The Covid-19 coronavirus pandemic has highlighted how ESG is not simply a convenient label to sell financial products, but a set of real issues that must be considered when assessing the merits of an investment decision. How a company – and individuals for that matter – respond in a crisis tells you a lot about their motivation and if they have a moral compass that guides their purpose.
First and foremost, the pandemic is a human crisis and, understandably, people have paid close attention to how companies have responded. The majority have responded with a high level of empathy and compassion; and those that haven’t have been on the receiving end of public opprobrium through the press and social media, potentially permanently impairing their reputation.
Perhaps the time has come to recognise that the age of the primacy of the shareholder that Milton Friedman ushered in almost 50 years ago is now well past its sell-by date. In the long term this could mean a sea-change in how investors view their holdings. The economic shock has exposed those firms that have traded resiliency for efficiency, normally through the use of financial engineering to support short-term profitability.
Instead of arguing why environmental, social and governance considerations should be used when investing, it’s now the case of asking why wouldn’t you think about these issues? Not to seriously integrate ESG into the analysis of a company is to have an incomplete picture of the opportunities and risks for the enterprise.
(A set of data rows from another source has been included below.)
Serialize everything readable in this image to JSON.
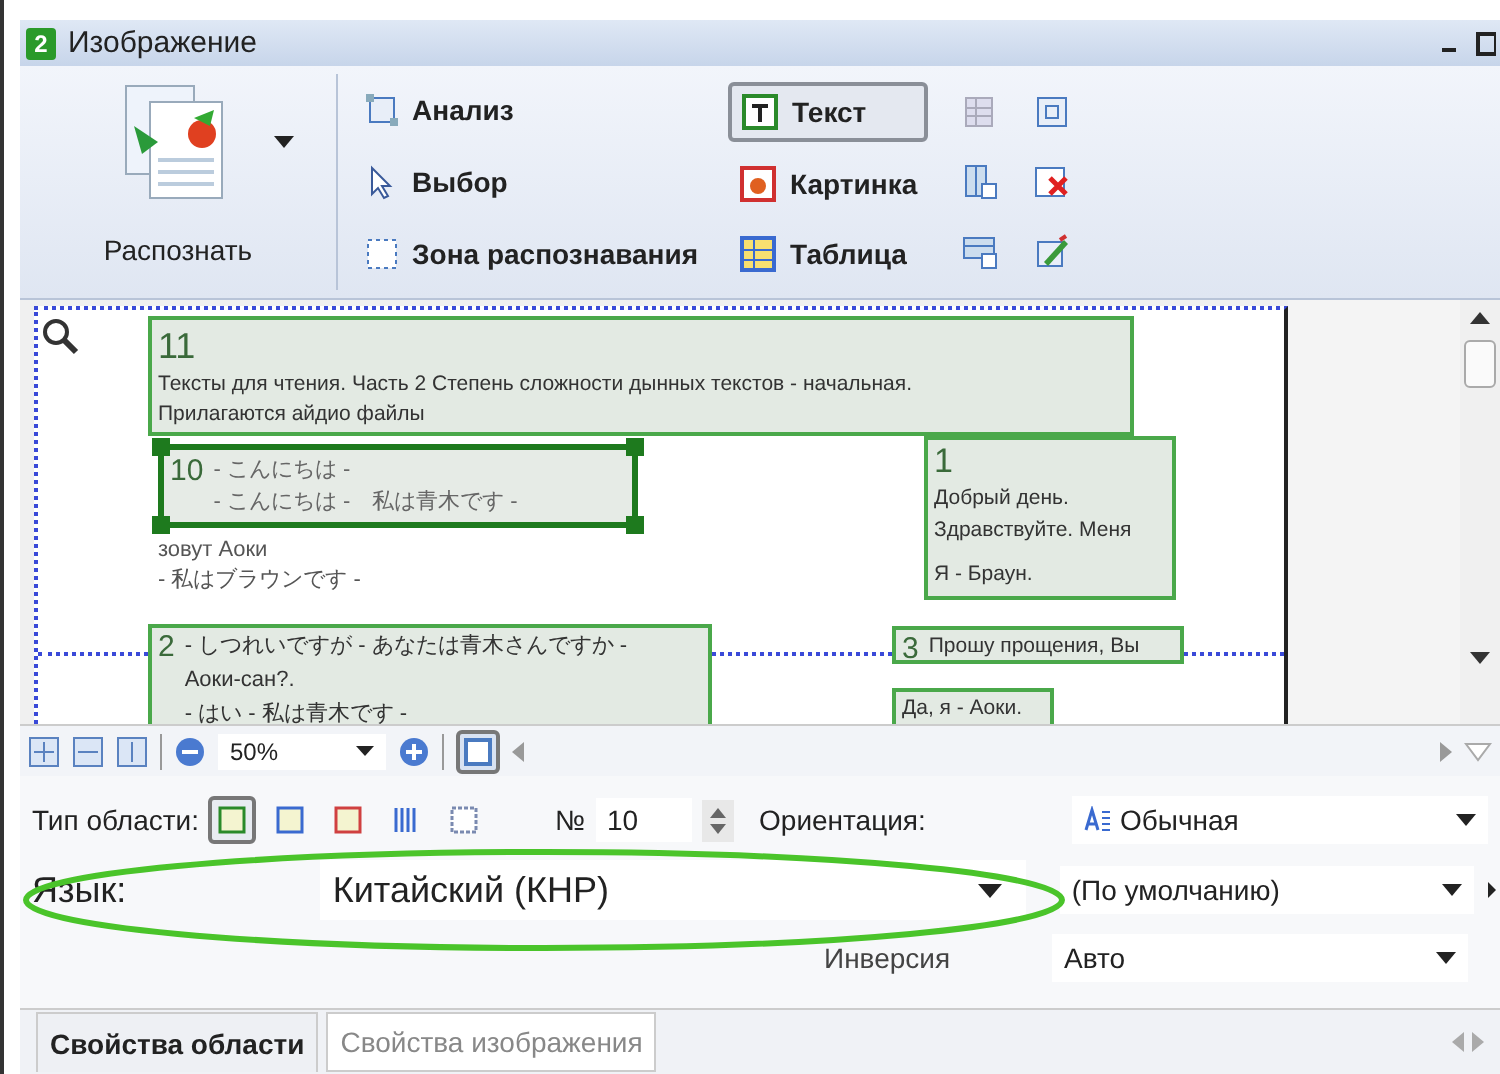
{
  "window": {
    "badge": "2",
    "title": "Изображение"
  },
  "toolbar": {
    "recognize": {
      "label": "Распознать"
    },
    "tools": [
      {
        "label": "Анализ",
        "kind": "analysis"
      },
      {
        "label": "Выбор",
        "kind": "select"
      },
      {
        "label": "Зона распознавания",
        "kind": "zone"
      }
    ],
    "area_types": [
      {
        "label": "Текст",
        "kind": "text",
        "selected": true
      },
      {
        "label": "Картинка",
        "kind": "picture",
        "selected": false
      },
      {
        "label": "Таблица",
        "kind": "table",
        "selected": false
      }
    ]
  },
  "document": {
    "loose_lines": [
      "зовут Аоки",
      "- 私はブラウンです -"
    ],
    "regions": [
      {
        "number": "11",
        "lines": [
          "Тексты для чтения. Часть 2 Степень сложности дынных текстов - начальная.",
          "Прилагаются айдио файлы"
        ],
        "selected": false
      },
      {
        "number": "10",
        "lines": [
          "- こんにちは -",
          "- こんにちは -　私は青木です -"
        ],
        "selected": true
      },
      {
        "number": "1",
        "lines": [
          "Добрый день.",
          "Здравствуйте. Меня",
          "Я - Браун."
        ],
        "selected": false
      },
      {
        "number": "2",
        "lines": [
          "- しつれいですが - あなたは青木さんですか -",
          "Аоки-сан?.",
          "- はい - 私は青木です -"
        ],
        "selected": false
      },
      {
        "number": "3",
        "lines": [
          "Прошу прощения, Вы"
        ],
        "selected": false
      },
      {
        "lines": [
          "Да, я - Аоки."
        ],
        "selected": false
      }
    ]
  },
  "zoom": {
    "value": "50%",
    "fit_page": true
  },
  "properties": {
    "area_type_label": "Тип области:",
    "area_type_buttons": [
      {
        "kind": "text",
        "selected": true
      },
      {
        "kind": "picture",
        "selected": false
      },
      {
        "kind": "image",
        "selected": false
      },
      {
        "kind": "table",
        "selected": false
      },
      {
        "kind": "background",
        "selected": false
      }
    ],
    "number_label": "№",
    "number": "10",
    "orientation_label": "Ориентация:",
    "orientation": "Обычная",
    "language_label": "Язык:",
    "language": "Китайский (КНР)",
    "print_type": "(По умолчанию)",
    "inversion_label": "Инверсия",
    "inversion": "Авто"
  },
  "tabs": [
    {
      "label": "Свойства области",
      "selected": true
    },
    {
      "label": "Свойства изображения",
      "selected": false
    }
  ]
}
Andrew Parry, head of sustainable investment, Newton Investment Management.